On the days we were stuck in the City, we enjoyed jaunts in Golden Gate Park and the Presidio as well as just walking all over San Francisco.  We even acted like tourists and did the Cable Car ride one night.  Fun!  The Federal Court of Appeals happened to be located diagonally across the street from our hotel, and on the morning of February 7th I heard loud cheers when it was announced that California's ridiculous Prop 8 had been repealed.  I cheered as well and look forward to the day when same sex marriage is legalized in each of the United States (and continue to be SO proud of my homestate of Vermont, the first to legalize civil unions way back in 2000).

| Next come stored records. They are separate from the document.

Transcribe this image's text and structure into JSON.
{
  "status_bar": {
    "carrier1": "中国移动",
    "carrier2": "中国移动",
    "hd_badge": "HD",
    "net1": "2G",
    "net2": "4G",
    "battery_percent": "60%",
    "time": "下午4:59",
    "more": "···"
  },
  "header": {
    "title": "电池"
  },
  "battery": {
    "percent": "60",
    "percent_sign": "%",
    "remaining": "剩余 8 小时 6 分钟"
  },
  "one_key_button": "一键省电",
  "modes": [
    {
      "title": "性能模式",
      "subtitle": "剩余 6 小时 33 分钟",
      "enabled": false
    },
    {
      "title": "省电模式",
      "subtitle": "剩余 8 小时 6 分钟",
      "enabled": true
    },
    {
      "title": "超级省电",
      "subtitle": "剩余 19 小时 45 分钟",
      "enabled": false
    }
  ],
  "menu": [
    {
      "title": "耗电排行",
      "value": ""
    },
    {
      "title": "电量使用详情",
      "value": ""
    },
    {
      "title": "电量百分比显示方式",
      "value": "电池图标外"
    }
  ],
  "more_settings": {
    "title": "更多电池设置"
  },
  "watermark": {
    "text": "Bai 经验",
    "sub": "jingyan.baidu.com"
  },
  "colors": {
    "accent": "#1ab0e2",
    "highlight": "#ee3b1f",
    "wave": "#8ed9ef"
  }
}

On our way back home, Chris and I spent a night at Pinnacles National Monument.  This is a neat area with about 30 miles of trails that surpassed our expectations -- lots of cool rocks, caves, tunnels, and plant life -- and a howling coyote who woke everyone up in the campground around 6 a.m. which was pretty funny.  Can you find me in the picture below?
Back in the 'Nard and somewhat caught up on things on the home front, my friend Scott and I did the Fishbowls 50k this past Saturday.  You won't find that "event" on Ultra Signup; it's a lollipop loop in the Sespe Wilderness that I'd been wanting to run for a year or more.  Two big climbs and kind of  "back there" (no one seen for miles 'n miles... on a beautiful Saturday) but not as hard as I'd expected it would be.  Just a nice long run in solitude.
I hope you are finding some beauty as well, whether on trail or not.  Until next time...